As the name suggests, Operation Reserve (OR) means a reserve amount of energy in the case of a failure to supply consistent energy from the primary means. Customers with energy storage can participate in the Operation Reserve market and help deal with the demand-supply mismatch on short notice.

A price for this reserve energy is determined every five minutes based on offers in the market. All accepted offers are paid the market-clearing price for that class. When the operating reserve is activated, the suppliers are paid for the energy provided.

4. Enhanced Time-of-Use (TOU) and Energy Arbitrage

There are certain times of the day when energy consumption in the province is at a peak, for example, around the starting hours of offices in the morning. For the utility companies, that means having to maintain an infrastructure equivalent to the peak consumption, and running it on part load at other times of the day, which is an inefficient method and leads to higher costs.

A way to prevent or reduce this effect is to make customers use lower power during peak hours, and the simplest way to do this is to charge the consumers more for peak-hour usage. 

For the customer, this means having to buy costly power just when they need it the most. Having energy storage allows users to store energy during off-peak hours and use it during peak hours, thus being able to use cheaper power even at peak hours.

Recently, the province of Ontario rolled out new pilots under its plan to redesign the electricity pricing. Accordingly, under the Regulated Price Plan (RPP), the OEB has put into place a pilot for the ‘Enhanced Time-of-Use’ model, wherein customers will experience a larger difference between on-peak and off-peak pricing. 

Enhanced TOU Pilot and Seasonal Variations (source – OEB)

What this means for someone with energy storage is that they are practically able to reduce that difference by using their ESS during peak hours.

5. Reduced Environment Footprint

It may not feel intuitive right away, but energy storage systems help reduce carbon emissions in specific ways.

Traditionally, the go-to backup source of energy was diesel generators, which is one of the most polluting ways of generating power. Using battery energy storage is significantly cleaner in comparison to gensets.

Secondly, for a long time, the intermittent nature of renewable energy sources like solar and wind did not encourage people to adopt these technologies. But with energy storage, customers can generate enough solar power for 24 hours during the day and store some of it in a battery bank.

This means less grid power is consumed and more reliance is on renewable energy, thus naturally reducing GHG emissions.

Similarly, using ESS also reduces dependency on the natural gas plants employed for peak electricity generation.

Conclusion

“Can businesses in Ontario benefit from Energy Storage?” is not even the correct question anymore. The more relevant question is “How much can Ontarian businesses benefit from energy storage?” 

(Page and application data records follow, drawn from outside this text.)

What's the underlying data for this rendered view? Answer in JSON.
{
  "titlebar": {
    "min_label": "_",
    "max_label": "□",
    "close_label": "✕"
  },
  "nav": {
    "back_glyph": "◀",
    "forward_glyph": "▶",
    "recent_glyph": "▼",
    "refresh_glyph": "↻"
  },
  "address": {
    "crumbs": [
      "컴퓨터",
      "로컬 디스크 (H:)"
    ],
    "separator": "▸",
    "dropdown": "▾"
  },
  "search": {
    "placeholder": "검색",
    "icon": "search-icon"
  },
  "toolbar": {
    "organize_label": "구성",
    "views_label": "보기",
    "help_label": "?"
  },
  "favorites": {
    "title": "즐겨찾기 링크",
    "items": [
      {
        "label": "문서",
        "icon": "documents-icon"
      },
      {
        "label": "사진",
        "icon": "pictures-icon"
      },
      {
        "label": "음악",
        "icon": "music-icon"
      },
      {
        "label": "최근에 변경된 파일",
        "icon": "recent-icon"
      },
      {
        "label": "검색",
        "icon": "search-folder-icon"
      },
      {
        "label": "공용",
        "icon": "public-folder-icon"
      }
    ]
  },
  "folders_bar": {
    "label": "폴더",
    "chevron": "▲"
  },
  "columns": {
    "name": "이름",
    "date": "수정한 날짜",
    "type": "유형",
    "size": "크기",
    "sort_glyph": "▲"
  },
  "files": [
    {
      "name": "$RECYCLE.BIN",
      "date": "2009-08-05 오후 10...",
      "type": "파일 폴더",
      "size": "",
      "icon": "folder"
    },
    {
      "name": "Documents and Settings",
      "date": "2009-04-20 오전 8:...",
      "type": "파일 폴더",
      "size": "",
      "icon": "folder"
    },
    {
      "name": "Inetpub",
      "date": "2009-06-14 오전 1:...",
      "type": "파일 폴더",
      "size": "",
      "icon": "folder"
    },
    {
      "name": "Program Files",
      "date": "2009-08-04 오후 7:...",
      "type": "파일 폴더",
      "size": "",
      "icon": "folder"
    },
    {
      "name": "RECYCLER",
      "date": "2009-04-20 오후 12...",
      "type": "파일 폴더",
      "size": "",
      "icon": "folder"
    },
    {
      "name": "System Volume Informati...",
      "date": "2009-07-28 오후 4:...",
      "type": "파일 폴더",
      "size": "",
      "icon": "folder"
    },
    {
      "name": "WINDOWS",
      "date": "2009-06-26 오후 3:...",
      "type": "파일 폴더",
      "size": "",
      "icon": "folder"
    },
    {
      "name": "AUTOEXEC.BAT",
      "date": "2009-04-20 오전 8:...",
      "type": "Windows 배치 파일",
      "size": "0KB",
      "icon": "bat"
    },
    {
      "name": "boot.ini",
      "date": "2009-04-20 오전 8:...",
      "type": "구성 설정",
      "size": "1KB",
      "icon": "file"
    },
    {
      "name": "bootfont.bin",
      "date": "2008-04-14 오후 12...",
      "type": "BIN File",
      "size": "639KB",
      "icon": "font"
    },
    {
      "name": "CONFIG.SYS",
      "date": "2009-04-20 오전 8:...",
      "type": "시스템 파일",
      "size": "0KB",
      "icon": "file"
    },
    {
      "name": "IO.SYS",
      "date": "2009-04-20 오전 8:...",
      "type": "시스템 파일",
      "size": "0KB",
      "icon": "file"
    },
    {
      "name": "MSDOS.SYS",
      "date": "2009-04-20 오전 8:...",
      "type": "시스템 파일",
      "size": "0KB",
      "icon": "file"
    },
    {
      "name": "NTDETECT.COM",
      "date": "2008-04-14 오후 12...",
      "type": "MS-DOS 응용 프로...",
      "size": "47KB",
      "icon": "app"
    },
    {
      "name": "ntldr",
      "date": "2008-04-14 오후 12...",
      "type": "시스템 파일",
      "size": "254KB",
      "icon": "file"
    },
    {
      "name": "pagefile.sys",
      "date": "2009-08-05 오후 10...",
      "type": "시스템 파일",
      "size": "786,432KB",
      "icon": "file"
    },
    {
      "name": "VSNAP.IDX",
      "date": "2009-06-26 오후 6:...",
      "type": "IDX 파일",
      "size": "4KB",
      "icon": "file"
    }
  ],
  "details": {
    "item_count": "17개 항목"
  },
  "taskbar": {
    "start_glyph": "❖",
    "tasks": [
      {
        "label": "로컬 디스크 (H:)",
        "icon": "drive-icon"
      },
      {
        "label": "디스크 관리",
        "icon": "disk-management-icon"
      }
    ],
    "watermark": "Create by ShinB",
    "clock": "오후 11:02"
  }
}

The answer, as we’ve seen above, is that businesses can benefit significantly from an ESS, in more than just one way. Thanks to reduced equipment prices and superb potential for cost savings, if there was the best time to get an energy storage system, it is now!